*Problem details*. Isolate every line in the records below with "JSON" in it.

*Supplied material*.
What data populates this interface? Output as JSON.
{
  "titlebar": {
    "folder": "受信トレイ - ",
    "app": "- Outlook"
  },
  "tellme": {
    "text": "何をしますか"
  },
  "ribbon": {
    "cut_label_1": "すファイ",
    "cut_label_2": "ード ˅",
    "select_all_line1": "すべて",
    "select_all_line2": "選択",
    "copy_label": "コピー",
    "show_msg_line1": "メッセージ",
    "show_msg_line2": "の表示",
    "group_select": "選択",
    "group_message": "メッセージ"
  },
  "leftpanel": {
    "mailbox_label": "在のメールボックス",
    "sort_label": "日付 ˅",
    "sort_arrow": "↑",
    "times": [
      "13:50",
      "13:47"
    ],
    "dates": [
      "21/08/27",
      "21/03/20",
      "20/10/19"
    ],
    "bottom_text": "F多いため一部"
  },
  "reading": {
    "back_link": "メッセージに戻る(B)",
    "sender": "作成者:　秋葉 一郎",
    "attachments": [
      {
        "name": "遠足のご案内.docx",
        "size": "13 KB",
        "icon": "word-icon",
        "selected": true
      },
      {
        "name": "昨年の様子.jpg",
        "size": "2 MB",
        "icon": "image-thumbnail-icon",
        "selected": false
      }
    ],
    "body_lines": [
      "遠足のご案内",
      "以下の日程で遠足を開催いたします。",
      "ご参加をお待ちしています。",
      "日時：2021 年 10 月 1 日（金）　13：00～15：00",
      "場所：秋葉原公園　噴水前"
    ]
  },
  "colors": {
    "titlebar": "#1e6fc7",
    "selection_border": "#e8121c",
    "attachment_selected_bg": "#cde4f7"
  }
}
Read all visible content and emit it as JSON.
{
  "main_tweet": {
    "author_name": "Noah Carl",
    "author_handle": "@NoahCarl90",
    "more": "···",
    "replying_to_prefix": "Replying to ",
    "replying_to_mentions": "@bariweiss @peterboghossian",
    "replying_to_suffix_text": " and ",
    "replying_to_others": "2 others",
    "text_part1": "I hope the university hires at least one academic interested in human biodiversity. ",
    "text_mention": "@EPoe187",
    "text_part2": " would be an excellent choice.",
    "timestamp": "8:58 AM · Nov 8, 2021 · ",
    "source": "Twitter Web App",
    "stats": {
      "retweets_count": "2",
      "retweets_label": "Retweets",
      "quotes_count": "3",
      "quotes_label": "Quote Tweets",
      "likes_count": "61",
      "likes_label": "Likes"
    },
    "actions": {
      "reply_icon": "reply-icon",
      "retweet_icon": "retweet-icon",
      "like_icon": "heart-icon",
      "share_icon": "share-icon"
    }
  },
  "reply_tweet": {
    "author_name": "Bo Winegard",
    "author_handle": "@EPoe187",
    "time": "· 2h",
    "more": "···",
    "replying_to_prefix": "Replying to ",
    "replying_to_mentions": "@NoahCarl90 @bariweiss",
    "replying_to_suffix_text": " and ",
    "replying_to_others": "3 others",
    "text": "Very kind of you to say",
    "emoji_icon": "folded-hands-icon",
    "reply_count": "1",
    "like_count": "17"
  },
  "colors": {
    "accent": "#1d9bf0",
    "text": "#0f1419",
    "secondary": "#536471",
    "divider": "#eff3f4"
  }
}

*Answer section*.
What data populates this interface? Output as JSON.
Read all visible content and emit it as JSON.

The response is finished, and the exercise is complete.